Personal Position and Rationale
Several other instances of differences between the two categories of nurse leadership exist, but the two discussed examples will suffice for this essay. A point worth noting, however, is that after examining these similarities and differences, it becomes apparent that each of the leadership approaches has its merits and demerits insofar as continuous quality improvement and patient satisfaction are concerned. However, although nurse leaders lack delegated authority, their style of leadership is preferable. They are in a position to achieve their agenda without formal authority. This ability is advantageous because Stanley (2006) asserts that people prefer to be led rather than to be managed. Consequently, they may resist and resent the nurse manager, especially when the manager is high-handed. Therefore, as a nurse leader, it is possible to bring positive change to the nursing profession in a shorter time compared to a nurse manager as long as bureaucracy does not stand in the way.

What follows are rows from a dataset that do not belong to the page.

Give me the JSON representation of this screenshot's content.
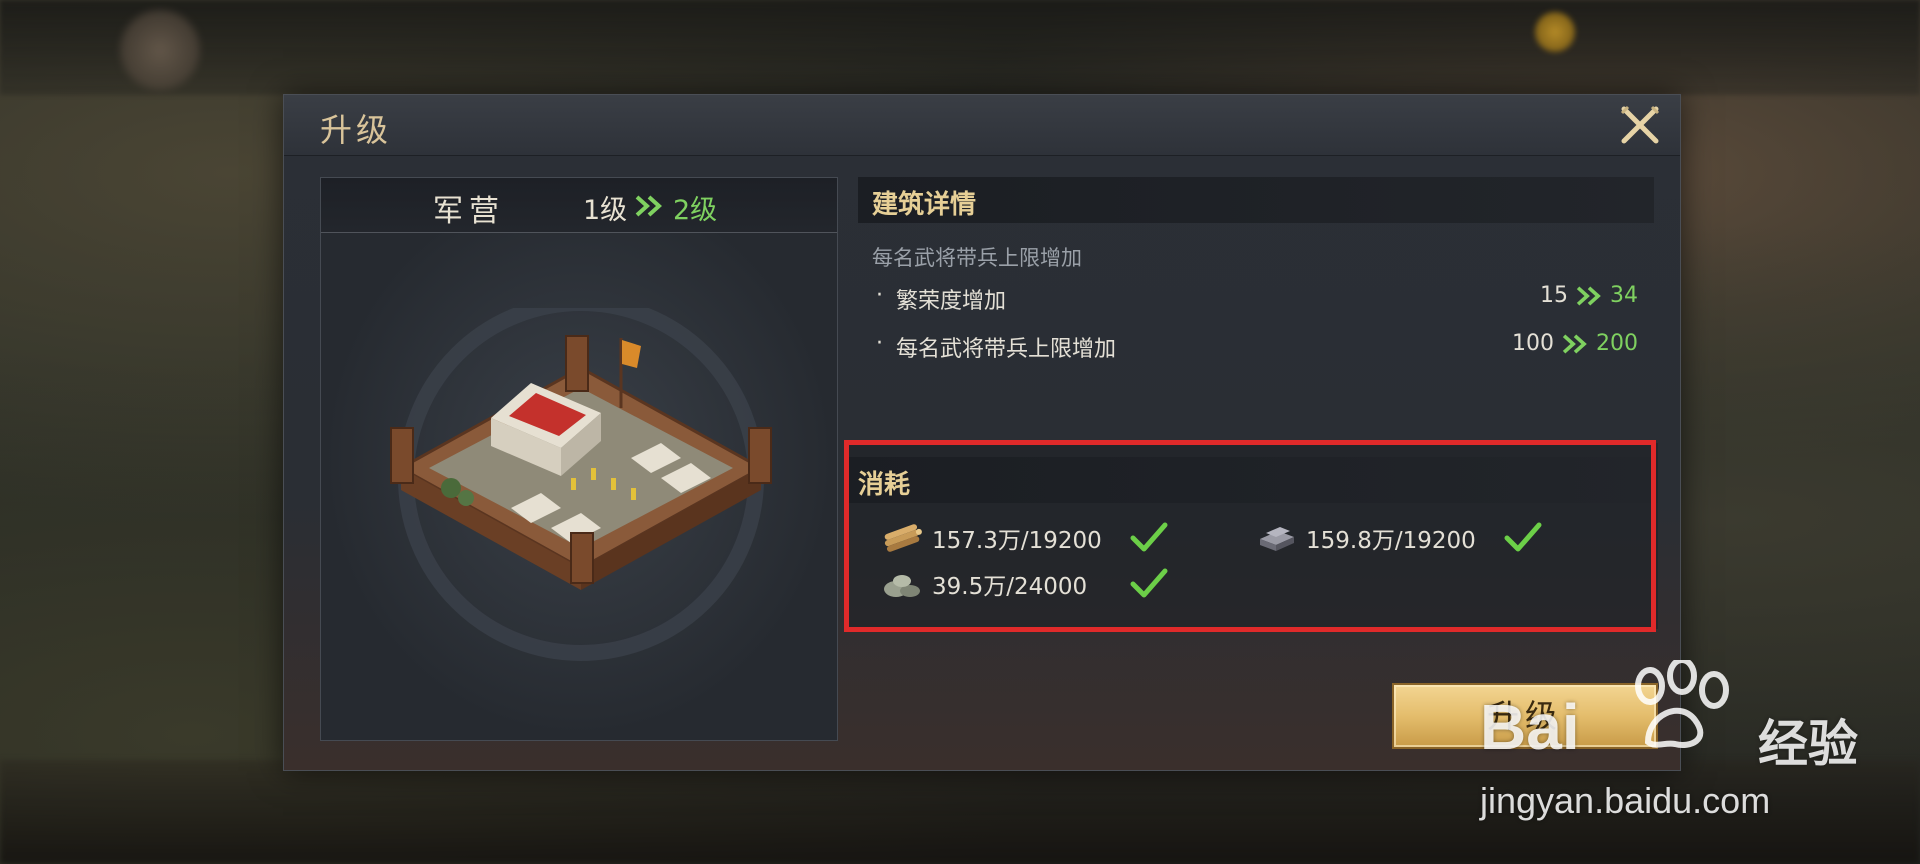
{
  "dialog": {
    "title": "升级",
    "close_icon": "close-crossed-swords-icon"
  },
  "building": {
    "name": "军营",
    "level_from": "1级",
    "level_to": "2级",
    "image_icon": "barracks-building-icon"
  },
  "details": {
    "title": "建筑详情",
    "subtitle": "每名武将带兵上限增加",
    "rows": [
      {
        "bullet": "·",
        "label": "繁荣度增加",
        "from": "15",
        "to": "34"
      },
      {
        "bullet": "·",
        "label": "每名武将带兵上限增加",
        "from": "100",
        "to": "200"
      }
    ]
  },
  "cost": {
    "title": "消耗",
    "items": [
      {
        "icon": "wood-logs-icon",
        "amount": "157.3万/19200",
        "satisfied": true
      },
      {
        "icon": "iron-ingot-icon",
        "amount": "159.8万/19200",
        "satisfied": true
      },
      {
        "icon": "stone-icon",
        "amount": "39.5万/24000",
        "satisfied": true
      }
    ]
  },
  "upgrade_button": {
    "label": "升级"
  },
  "watermark": {
    "brand": "Bai",
    "brand2": "经验",
    "url": "jingyan.baidu.com"
  },
  "colors": {
    "gold_text": "#e6cf96",
    "green_value": "#7fd160",
    "highlight_red": "#e02a2a",
    "button_gold": "#e4bd6c"
  }
}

In conclusion, leadership is necessary for every setting that calls for the combined effort of many people. It is even more important for the nursing profession because nurses have become indispensable to the healthcare system, and leadership ensures that they remain committed to providing quality, safe, and reliable care. As such, the best leadership approach should be adopted when leading nurses.
Coonan, P. R. (2007). A Practical Guide to Leadership Development: Skills for Nurse Managers. Danvers, MA: HCPro Incorporated.
Heyrani, A., Maleki, M., Marnani, A. B., Ravaghi, H., Sedaghat, M., Jabbari, M., & Abdi, Z. (2012). Clinical governance implementation in a selected teaching emergency department: A systems approach. Implementation Science, 7(1), 84.
Kerridge, J. (2012). Why management skills are a priority for nurses. Nursing Times, 109(9), 16-17.
Stanley, D. (2006). Role conflict: leaders and managers. Nursing Management, 13(5), 31-37.
Swansburg, R. J. (2002). Introduction to management and leadership for nurse managers (1st ed.). Sudbury, MA: Jones and Bartlett Publishers.